The Calvinist Church is one with which I am fairly familiar. My mother's side of the family--which is almost entirely Dutch-Indonesian with just enough French Huguenot mixed in to make things interesting--is eminently Calvinist, some relatives to the degree that they fit quite snugly into the patchwork of the Christian Conservative bloc (this despite other relatives carrying on quite proudly the tradition of Dutch liberalism, but I digress). I myself was baptized a Calvinist, in fact. As you might have guessed, I never really toed the Calvinist line. I didn't care much for church as a child--for me, it was a boring place to which my mother always tried to drag me on Sunday (and not, I might add, with a great deal of success). It was not until I was able to comprehend the finer points of Calvinist theology that I sought to properly distance myself from Calvinism.
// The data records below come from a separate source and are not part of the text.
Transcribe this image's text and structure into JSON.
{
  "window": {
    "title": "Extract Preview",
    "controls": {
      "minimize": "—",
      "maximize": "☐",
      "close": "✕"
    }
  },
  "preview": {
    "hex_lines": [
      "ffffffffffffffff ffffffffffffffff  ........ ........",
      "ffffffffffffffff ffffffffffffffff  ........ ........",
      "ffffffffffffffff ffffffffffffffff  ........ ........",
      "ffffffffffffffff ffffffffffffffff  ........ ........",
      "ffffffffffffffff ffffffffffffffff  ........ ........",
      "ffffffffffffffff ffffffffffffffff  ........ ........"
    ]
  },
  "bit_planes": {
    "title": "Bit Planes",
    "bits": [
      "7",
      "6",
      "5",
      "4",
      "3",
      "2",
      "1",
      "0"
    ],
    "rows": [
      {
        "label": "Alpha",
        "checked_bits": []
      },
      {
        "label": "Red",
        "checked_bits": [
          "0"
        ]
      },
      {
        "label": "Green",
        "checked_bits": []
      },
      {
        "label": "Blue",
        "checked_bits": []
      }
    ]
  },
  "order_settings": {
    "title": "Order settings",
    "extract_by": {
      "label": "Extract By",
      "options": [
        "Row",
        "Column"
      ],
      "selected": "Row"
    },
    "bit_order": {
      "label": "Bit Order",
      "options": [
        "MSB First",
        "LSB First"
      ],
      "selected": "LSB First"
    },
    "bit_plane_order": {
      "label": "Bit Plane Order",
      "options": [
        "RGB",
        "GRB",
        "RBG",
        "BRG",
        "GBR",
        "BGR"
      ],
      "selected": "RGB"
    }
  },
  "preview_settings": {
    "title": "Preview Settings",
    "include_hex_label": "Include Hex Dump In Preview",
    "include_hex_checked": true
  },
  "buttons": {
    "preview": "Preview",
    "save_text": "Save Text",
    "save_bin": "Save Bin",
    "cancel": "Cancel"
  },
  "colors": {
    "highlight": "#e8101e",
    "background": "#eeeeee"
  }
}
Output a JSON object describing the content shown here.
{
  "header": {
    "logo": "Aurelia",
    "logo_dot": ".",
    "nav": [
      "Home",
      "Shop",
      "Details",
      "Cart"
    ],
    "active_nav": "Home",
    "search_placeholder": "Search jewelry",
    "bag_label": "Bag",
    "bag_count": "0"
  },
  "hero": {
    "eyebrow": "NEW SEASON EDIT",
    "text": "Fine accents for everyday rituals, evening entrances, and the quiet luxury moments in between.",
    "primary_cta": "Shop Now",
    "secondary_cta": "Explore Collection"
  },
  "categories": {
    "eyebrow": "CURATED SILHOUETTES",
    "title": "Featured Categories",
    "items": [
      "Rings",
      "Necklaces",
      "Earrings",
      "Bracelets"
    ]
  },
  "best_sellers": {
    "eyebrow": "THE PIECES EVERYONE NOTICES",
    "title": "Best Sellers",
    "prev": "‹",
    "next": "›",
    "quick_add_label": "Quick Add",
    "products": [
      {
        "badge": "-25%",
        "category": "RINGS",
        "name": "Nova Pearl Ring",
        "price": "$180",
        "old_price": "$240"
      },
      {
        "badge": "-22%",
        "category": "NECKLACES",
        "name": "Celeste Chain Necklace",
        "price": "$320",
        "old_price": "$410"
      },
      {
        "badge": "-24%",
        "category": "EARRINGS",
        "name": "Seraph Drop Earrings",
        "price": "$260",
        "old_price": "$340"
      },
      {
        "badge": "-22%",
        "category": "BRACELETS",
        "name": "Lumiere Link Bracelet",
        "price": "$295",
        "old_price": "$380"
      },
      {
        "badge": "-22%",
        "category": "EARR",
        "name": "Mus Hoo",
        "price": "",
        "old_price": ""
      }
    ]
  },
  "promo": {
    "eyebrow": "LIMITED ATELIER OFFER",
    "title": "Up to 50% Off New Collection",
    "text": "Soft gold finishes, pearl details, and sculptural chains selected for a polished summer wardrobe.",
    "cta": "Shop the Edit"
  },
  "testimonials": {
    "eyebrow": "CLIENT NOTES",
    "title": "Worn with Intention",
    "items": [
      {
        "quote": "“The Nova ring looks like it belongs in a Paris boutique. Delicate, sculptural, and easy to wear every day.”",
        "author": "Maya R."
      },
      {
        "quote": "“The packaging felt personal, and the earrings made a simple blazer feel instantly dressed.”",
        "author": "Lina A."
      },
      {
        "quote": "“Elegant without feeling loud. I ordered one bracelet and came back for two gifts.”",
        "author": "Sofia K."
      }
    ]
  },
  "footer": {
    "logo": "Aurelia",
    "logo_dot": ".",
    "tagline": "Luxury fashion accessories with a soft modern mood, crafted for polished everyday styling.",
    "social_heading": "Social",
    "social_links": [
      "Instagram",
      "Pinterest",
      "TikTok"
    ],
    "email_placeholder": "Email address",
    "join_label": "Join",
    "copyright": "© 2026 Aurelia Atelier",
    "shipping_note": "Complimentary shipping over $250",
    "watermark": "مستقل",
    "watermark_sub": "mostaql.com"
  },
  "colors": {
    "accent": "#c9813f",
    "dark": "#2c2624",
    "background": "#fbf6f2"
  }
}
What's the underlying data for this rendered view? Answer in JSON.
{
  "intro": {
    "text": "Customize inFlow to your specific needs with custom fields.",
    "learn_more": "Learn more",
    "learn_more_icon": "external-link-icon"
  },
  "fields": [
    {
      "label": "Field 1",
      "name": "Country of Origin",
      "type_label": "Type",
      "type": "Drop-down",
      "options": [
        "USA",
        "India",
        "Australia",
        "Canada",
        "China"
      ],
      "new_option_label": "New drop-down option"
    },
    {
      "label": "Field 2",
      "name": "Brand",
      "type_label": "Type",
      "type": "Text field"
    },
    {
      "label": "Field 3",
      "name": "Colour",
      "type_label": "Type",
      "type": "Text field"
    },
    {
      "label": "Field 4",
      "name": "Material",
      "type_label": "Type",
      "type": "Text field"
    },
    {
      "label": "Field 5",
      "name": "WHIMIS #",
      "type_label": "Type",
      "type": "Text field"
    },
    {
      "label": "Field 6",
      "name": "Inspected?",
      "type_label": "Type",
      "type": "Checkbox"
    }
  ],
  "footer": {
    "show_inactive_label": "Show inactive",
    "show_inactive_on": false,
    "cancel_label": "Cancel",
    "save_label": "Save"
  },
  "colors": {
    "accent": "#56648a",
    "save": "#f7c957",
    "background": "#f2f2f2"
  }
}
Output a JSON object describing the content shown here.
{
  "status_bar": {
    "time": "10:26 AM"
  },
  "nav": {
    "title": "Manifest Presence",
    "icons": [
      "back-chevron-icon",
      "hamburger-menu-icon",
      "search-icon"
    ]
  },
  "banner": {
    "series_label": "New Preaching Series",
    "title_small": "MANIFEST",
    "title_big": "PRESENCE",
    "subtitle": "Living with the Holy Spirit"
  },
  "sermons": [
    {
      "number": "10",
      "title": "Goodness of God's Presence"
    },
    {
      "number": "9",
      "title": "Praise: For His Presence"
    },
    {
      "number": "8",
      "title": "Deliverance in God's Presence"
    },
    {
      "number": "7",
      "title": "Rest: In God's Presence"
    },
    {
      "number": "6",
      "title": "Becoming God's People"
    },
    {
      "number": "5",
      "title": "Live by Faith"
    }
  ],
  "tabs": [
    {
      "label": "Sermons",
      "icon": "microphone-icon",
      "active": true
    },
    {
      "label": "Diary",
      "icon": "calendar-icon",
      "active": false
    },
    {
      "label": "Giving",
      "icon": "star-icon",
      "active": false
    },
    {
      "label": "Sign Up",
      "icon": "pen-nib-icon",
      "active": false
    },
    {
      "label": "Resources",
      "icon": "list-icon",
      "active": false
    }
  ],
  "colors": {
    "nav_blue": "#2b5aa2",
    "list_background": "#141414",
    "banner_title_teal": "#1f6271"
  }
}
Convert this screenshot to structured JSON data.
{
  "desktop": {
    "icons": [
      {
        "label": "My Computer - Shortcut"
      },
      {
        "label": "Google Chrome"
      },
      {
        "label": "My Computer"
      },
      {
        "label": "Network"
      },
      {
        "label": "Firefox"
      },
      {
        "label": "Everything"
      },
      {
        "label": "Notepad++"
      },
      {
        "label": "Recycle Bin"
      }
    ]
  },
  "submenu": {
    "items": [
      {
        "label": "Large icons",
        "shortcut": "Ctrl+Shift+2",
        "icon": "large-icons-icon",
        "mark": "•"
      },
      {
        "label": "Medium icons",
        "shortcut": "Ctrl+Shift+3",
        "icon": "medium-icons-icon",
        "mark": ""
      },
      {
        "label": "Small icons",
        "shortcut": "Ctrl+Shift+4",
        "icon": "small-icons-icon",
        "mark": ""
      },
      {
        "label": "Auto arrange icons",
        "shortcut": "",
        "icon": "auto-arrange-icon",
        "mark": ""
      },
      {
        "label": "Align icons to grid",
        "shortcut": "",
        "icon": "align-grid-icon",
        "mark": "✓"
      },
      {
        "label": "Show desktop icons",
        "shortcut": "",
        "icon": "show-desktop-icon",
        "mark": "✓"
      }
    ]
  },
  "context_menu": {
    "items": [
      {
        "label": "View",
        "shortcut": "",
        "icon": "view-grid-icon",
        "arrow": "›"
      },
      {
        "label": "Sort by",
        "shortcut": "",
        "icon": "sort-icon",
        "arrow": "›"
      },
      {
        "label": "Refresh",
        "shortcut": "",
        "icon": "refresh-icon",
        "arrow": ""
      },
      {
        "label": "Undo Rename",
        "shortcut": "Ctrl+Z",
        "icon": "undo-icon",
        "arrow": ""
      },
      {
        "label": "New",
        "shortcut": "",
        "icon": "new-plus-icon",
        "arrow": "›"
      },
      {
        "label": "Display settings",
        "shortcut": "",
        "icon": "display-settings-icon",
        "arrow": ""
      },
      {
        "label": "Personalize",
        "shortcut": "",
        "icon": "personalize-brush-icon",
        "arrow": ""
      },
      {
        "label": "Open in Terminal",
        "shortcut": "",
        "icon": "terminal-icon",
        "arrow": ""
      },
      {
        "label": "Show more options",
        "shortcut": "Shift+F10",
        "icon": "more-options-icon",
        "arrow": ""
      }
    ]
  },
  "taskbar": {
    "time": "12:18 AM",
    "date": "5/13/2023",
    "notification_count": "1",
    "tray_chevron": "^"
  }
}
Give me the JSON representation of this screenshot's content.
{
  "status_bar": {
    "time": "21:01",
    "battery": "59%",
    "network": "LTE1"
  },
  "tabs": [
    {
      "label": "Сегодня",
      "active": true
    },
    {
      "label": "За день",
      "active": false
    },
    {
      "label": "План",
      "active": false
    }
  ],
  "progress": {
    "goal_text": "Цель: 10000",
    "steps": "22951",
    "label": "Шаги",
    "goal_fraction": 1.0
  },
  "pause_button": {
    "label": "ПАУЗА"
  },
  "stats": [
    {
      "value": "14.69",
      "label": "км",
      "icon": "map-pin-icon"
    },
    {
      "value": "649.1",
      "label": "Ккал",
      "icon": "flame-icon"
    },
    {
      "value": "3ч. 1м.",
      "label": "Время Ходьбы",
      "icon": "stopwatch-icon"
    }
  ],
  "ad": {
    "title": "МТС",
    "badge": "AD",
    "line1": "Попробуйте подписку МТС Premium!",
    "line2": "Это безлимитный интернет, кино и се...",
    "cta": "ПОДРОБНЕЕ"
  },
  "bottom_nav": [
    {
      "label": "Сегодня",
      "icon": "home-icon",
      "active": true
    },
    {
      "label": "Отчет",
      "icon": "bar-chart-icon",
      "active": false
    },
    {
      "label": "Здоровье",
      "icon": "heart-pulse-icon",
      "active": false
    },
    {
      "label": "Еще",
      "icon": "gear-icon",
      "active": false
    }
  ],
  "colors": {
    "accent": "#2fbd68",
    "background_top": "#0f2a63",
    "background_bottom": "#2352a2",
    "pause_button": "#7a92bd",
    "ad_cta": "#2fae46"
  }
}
My primary objection to Calvin's theology is one that is cited in the Times Magazine article: the notion of predestination, which essentially argues that God has already determined who will be saved and who won't. This led me to wonder what the importance was of being a good Christian if it had no influence on the fate of one's soul. When I posed this question to my mother, who was (and still is) prone to the sentiments of self-righteousness that seem to be typical among the more tenacious Protestants, she didn't really have an answer. John Calvin no doubt would have had me beheaded for my insubordination.
Such a hard-line approach is no less extant in the Mars Hill Church, where Mark Driscoll tolerates no opposition from his parishioners to his message. Nor is Driscoll's theology any more egalitarian--among the tenets of Driscoll's religion is the doctrine of complementarianism, which bars women from leadership roles within the church and charges women with submission to their husbands in domestic matters. In addition to all this, Driscoll preaches an image of Christ that is decidedly hyper-masculine, peppering his sermons with rhetoric that, vis-a-vis his aversion to a "queer Christ," reeks of homophobia (and I suspect, given the references to a "feminzed Christianity," just the slightest bit of latent misogyny).
The Mars Hill Church may be a relatively new rendition of the Calvinist doctrine, but it still fails to address my standing objection to the doctrine of predestination. Beyond that, the Mars Hill Church has many of the same issues present in other megachurches, primary among these the fact that in its perceived atavism it misses the essential point of the Christian philosophy--companionate love for one's fellow human being; what in Latin would be called caritas. That--not frenzied glossolalia, not impassioned talk of hellfire and certainly not the judgment and condemnation of those who don't conform to a given set of dogmatic niceties--is truly how humans can reach the divine.